Step into your leadership presence to help your team overcome failures and setbacks. Read this story of a 13 year old boy who did just that.
At a U14 house league hockey game, my son’s team faced the last place team and suffered an embarrassing defeat. As you can imagine, the drive home was a roller coaster of emotions. My 13-year-old son flipped in and out of embarrassment, frustration, blame and anger.
When he arrived at the house, he came to see me in my office. Calm now, he recounted the game’s twists and turns but then started to go down the rabbit hole of negativity the deeper he got into the story. So I jumped in, “Hey, tonight was a stinger. I would be hurt, too, if I was you. You can’t control people, not the refs or your team. But you can inspire them, and you can motivate them to play better together” He said nothing and walked away after he kissed me goodnight. As the sole female in a house of boys, the lack of response is typical, so I thought nothing of it as I returned to work.
The following day he had another hockey game against the first-place team. My thoughts? “Oh boy, this may be a slaughter after yesterday.” Ready to help, I woke up the morning of the game locked and loaded with an epic Denzel Washington-like motivational speech. I watched my son for any sign that he wanted to be inspired. But nope, the morning was uneventful. No signs and barely any conversation, hmmm.
Once we arrived at the arena, I couldn’t hold back anymore, so I trimmed my speech by 99.9% and said, “Be you out there and focus on what you can control.” He responded with a “Yeah, mom; I got it.”
“Geez, I didn’t realize” eye roll.

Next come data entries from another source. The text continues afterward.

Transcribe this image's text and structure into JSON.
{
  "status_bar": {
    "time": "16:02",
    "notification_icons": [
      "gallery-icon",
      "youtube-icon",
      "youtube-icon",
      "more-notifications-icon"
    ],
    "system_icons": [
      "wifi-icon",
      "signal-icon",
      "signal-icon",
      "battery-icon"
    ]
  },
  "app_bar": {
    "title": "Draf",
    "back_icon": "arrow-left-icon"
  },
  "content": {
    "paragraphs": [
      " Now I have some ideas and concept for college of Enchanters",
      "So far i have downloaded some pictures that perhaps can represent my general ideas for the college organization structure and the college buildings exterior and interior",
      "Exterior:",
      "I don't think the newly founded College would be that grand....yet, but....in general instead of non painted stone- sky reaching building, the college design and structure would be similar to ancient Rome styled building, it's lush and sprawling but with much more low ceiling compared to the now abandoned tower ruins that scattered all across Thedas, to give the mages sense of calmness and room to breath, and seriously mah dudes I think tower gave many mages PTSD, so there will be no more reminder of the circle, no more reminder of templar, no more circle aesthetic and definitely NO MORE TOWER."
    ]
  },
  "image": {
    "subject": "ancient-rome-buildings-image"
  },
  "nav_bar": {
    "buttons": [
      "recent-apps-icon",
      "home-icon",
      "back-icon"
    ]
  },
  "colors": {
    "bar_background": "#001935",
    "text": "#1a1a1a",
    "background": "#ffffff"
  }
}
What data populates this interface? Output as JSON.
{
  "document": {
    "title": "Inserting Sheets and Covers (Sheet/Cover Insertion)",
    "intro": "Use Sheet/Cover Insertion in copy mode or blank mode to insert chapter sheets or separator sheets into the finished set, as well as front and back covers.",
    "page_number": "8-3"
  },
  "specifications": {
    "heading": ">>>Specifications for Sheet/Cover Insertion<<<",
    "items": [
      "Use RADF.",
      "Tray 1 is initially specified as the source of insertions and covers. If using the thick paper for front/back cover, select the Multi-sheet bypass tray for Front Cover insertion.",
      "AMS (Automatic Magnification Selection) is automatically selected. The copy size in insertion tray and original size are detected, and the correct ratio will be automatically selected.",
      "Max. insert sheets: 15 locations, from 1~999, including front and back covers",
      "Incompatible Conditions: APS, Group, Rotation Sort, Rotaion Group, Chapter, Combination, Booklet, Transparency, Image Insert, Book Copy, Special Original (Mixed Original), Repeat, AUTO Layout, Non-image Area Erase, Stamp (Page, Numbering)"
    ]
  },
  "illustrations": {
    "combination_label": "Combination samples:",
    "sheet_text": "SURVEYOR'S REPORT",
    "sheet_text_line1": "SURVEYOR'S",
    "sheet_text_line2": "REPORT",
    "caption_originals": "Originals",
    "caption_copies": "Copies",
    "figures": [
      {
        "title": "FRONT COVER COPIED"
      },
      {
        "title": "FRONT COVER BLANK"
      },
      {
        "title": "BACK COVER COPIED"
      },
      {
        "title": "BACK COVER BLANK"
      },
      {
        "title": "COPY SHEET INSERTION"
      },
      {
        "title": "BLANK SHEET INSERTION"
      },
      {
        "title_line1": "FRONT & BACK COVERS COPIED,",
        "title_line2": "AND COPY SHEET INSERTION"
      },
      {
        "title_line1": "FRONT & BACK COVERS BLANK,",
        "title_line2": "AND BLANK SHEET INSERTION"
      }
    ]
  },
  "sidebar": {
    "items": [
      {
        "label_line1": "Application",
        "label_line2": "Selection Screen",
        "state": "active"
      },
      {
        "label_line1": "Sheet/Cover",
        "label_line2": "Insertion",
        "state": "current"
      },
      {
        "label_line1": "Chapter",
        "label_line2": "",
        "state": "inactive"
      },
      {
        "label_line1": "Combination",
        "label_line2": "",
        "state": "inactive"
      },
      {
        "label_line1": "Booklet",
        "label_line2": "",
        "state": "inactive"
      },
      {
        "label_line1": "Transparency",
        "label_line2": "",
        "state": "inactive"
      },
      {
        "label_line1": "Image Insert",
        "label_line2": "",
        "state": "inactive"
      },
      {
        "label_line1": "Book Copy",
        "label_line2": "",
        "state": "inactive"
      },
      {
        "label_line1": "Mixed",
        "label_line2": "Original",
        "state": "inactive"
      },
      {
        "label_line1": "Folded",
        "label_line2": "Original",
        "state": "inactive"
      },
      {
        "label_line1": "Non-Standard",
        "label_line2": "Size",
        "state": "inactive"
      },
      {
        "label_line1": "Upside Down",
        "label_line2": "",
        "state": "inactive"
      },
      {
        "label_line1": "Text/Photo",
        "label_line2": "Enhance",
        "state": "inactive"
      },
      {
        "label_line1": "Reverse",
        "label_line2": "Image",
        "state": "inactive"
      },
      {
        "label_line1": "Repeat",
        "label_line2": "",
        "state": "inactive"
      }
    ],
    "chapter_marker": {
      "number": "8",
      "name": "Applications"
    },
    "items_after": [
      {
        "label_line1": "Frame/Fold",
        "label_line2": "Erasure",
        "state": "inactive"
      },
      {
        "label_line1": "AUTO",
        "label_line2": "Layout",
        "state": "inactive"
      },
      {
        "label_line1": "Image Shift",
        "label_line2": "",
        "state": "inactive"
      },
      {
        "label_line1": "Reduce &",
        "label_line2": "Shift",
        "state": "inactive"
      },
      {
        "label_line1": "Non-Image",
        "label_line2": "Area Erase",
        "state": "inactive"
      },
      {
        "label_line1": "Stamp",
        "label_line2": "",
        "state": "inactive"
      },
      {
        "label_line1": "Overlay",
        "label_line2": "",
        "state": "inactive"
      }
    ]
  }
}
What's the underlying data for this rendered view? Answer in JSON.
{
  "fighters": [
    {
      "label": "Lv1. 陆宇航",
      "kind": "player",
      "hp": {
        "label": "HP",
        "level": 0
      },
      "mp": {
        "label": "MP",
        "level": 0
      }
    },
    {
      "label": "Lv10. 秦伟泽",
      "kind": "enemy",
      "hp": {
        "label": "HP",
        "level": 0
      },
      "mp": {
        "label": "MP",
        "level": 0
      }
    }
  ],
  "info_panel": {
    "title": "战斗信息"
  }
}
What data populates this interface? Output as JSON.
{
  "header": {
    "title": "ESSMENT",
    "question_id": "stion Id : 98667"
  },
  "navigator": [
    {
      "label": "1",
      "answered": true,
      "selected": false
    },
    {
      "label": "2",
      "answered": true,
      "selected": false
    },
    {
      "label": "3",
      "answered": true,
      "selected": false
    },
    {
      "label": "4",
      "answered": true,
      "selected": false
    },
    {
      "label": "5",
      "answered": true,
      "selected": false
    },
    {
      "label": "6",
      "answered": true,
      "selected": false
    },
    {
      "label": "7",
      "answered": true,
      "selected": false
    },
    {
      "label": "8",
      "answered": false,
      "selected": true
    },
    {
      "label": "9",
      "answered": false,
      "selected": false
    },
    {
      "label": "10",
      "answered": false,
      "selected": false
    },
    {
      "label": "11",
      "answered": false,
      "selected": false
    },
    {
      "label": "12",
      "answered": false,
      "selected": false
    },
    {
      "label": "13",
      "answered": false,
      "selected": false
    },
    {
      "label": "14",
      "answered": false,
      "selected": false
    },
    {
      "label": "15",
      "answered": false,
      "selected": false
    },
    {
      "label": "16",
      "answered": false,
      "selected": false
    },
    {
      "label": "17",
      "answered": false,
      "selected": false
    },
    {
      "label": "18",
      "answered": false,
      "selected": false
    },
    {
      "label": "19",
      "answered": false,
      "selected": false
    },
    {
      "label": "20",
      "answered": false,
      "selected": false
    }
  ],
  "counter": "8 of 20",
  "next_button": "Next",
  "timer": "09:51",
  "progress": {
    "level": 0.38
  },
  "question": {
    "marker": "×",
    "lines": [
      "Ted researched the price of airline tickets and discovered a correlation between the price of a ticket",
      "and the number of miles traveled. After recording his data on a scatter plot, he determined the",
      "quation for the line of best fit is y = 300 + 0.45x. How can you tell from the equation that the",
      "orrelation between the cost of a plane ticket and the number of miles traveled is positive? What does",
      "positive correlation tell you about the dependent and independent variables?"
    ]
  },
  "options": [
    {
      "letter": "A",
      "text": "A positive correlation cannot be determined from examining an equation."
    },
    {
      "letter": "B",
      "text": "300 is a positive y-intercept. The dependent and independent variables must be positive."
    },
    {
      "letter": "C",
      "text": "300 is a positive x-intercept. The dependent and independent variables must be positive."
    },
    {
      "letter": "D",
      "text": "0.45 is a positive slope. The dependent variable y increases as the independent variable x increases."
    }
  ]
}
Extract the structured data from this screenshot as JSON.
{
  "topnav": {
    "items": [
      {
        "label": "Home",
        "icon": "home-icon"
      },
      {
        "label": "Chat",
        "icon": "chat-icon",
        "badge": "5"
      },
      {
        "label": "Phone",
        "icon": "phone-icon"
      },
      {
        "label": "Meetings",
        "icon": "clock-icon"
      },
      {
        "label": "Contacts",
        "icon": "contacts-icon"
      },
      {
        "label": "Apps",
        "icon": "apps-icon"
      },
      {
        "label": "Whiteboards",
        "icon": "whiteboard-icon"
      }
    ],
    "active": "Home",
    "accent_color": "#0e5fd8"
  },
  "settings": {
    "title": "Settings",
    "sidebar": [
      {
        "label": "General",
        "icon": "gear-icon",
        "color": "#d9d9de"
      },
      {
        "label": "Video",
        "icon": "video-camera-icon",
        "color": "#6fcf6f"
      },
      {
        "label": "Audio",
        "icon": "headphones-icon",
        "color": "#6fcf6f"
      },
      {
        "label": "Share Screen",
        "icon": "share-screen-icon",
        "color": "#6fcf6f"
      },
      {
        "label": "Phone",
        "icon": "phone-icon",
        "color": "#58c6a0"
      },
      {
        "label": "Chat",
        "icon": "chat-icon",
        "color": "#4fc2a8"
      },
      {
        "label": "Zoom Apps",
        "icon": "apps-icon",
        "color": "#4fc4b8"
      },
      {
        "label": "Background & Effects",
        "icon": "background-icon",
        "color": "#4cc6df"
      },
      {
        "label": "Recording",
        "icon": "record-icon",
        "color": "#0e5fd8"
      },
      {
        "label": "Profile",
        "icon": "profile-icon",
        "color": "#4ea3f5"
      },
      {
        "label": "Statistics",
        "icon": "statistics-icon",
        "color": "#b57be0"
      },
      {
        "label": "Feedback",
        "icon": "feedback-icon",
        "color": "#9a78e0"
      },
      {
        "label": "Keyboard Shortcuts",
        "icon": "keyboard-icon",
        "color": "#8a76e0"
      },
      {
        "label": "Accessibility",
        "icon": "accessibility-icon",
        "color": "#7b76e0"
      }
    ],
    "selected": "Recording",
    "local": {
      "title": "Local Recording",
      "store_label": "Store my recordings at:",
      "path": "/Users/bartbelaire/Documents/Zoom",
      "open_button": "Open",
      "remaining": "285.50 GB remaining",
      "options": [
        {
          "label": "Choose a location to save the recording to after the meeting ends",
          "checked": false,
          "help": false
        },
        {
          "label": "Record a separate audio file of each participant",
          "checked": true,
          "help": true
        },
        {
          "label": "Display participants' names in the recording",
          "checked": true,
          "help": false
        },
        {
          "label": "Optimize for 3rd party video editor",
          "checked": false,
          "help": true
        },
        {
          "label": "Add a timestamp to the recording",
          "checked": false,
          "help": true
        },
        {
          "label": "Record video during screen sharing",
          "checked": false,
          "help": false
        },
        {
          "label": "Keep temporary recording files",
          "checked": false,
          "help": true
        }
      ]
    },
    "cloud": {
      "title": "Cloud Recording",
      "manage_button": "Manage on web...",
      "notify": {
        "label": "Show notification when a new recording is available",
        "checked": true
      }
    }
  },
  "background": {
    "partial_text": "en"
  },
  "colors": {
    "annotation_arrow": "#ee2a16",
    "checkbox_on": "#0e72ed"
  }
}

Of course, a completely internal reaction; on the outside, I smiled.
During warmup, my son looked proud as ever. He is the Captain, and what that really means in house league, I don’t know, but he wears it like he is going to the Olympics, and there is something I admire about that mindset. Then, finally, the ref’s whistle rang out in the air, signaling the end of warmups, time to start the game. Then, something unusual happened. My son corralled his team in a circle by their own net, they stood around for a minute or so, and then the energy started to build before erupting in a cheer!
Contrary to my beliefs, this game did not turn into the slaughter I anticipated. Instead, it was tight, so tight. Clearly our team came out to play. We went up by one goal and held on to win the game. So what the heck just happened? After the game, one of the coaches approached my husband and asked if he had seen the team huddle. “Of course,” my husband answered, “but I wasn’t sure what to make of it” the Coach nodded and responded, “Jaxson asked if he could hold the huddle with the team today instead of the coaches, so we said sure.”
Then the reality of what we witnessed hits. Did our son, the bratty, sweet boy we know, who 12 hours ago wanted to blame the world for his hurt and embarrassment, step up as a Captain? Did this 13-year-old boy take his role to heart? Did he really step onto that ice with the presence of a leader to rally his team to a victory against the first-place team? Yes, he did.
He didn’t ask permission; he didn’t play small in self-doubt. He wears the C, and that’s all he needed. Damn.
We waited until we were alone in the truck before I asked him about the huddle “Jaxson, can I ask what you said to the team before the game?” “Yeah, that last night doesn’t matter, we lost because we didn’t play like a team. These guys know we got our butts kicked last night, and they think they can do the same now. No way, let’s go run their sh*t” as he replayed the story, his voice faded almost to a whisper when he let the swear come out, which I found humorous but pretended like I didn’t hear.
My curiosity in high gear, I asked, “Jaxson, when did you know you were going to do this,” Cool as a cucumber, he responded, “last night before I went to bed, I knew what I had to do.” Awestruck, I almost asked him to come to work and evaluate my leadership skills. But, the part I found fascinating was his conviction and confidence. He wasn’t arrogant or cocky; instead, he was poised and had an air of leadership presence that was inspiring.
It’s a reminder that when things go south, you can be critical and list the facts, who should’ve done what, and when. Or, with humility and presence, you can lead through tough times by modelling the behavior of “we win together, we fail together, we can and will raise together.”
Which type of leader will you choose to be?